Arguably the biggest challenge to improving mental toughness and reaching our full human potential is overcoming the fear of failure. When we allow fear and self-doubt to steal from our confidence, we begin second-guessing our talents and abilities, and experience more anxiety as a result. In fact, in worst-case scenarios we even use cautious, worrisome self talk that includes things like “don’t fail” and “what happens if I play poorly today?” Ironically, when we turn our attention away from what we should be doing (focusing on the next play) toward what we do not want to happen (i.e. “don’t mess up!”), we often end up doing just that — messing up! Our best chances for success occur when we tamp down our fears and insecurities, allowing us to direct all energy toward the task at-hand.

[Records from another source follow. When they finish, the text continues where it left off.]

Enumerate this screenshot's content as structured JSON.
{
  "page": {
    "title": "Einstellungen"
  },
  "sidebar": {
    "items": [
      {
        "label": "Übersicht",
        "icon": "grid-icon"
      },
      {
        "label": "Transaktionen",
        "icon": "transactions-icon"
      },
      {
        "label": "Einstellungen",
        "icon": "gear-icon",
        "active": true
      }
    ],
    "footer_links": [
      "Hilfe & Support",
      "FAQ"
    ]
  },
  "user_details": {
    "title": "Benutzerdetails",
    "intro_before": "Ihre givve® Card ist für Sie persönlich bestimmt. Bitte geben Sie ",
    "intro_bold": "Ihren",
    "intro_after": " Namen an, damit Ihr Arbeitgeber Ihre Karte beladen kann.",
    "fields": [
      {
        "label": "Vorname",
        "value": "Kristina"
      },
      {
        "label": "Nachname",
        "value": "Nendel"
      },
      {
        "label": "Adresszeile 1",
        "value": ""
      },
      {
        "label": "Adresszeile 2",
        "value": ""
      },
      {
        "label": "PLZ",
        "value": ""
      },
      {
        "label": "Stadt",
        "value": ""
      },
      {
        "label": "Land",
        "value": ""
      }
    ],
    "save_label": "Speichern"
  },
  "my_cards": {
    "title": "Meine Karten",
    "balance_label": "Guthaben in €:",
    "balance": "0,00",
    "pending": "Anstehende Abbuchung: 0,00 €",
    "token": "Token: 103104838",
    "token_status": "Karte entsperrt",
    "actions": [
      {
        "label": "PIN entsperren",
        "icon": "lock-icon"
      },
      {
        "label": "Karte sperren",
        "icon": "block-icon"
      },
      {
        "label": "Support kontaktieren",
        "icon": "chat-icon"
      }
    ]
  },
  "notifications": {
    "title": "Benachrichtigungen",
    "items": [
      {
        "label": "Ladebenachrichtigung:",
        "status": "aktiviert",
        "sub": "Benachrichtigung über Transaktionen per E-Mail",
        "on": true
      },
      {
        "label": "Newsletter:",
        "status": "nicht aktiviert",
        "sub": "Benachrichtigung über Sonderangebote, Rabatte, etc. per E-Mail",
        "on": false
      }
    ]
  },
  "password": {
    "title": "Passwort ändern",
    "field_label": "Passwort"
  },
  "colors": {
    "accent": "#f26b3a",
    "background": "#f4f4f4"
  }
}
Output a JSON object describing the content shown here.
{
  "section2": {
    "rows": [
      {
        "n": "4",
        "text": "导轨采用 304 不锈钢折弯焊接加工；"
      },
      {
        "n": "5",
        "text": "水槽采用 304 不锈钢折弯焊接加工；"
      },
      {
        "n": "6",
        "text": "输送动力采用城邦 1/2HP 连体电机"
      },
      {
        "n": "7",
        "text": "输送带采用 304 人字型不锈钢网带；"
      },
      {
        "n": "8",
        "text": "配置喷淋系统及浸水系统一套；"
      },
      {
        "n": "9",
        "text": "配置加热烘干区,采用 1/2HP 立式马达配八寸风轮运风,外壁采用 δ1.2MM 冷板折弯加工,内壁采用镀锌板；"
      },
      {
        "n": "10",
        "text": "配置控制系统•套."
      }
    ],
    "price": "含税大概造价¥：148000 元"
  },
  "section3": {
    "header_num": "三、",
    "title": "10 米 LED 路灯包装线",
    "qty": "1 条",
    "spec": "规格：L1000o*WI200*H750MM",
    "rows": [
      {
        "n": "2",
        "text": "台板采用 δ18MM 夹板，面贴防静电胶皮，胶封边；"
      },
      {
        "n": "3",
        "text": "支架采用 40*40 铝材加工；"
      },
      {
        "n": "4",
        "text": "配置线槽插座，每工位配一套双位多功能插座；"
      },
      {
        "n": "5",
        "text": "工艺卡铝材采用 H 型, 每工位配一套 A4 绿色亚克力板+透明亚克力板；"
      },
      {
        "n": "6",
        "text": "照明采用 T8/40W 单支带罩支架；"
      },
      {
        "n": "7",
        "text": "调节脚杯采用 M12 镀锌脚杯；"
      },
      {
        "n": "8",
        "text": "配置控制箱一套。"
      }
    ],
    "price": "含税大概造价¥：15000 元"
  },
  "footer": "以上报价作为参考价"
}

The reality is you have to be willing to fail in order to succeed.
Fear is our biggest opponent
While you might think that the opponent is the biggest obstacle when you go out to compete, in reality it is your own thinking that limits your chances for success. The reality is that anything can happen in sports, and we have witnessed countless major upsets in our lifetime that we originally thought were never possible (the 1980 US hockey team provides an example that seemingly anything is possible). Before any of these great upsets ever happened, the underdog player/team had to have an unwavering belief that they could win on that day. This type of confident, positive thinking has to occur before you can beat a talented opponent, providing evidence of the power of belief and the importance of minimizing the fear of failure.
Former Major League great Don Mattingly, while talking about his baseball success, cited the fact that he didn’t play with fear that caused him anxiety and distress, thereby allowing him to simply have fun and play his best:
“I played youth sports without any fear of criticism other than the coach maybe telling you something but you didn’t fear that because when I went home it was dinner and on to my brother’s activity or whatever,” Mattingly said. “There was no cutting the game up when I was 10, 11 or 12 years old. We played, we went home and we moved on.”
“That lack of fear of screwing up allows you to just grow and get better. To take chances. Not be afraid to make a mistake. Just work, learn from it and move on.”
How can you think about failing when parents and coaches create sport opportunities filled with fun, instruction, and positive growth? The answer is it is almost impossible to overly-worry in situations like this, putting us all on alert to the importance of supporting kids through healthy sport development.
When we worry about failing, it divides our attention, sets off a panic response in our body, and distorts our thinking — all characteristics commonly found with athletes (and people) performing below what they are capable of achieving. Instead, take time out to think through your fears and determine if they are really things you should be worried about (i.e. getting injured), or more ego-related (what will others think if I fail?). From there, make a determination that if fun and success are things you want to enjoy in the future, then develop ways to help you stay positive, have fun, and turn all of your attention toward the only thing that matters in sports: the next play.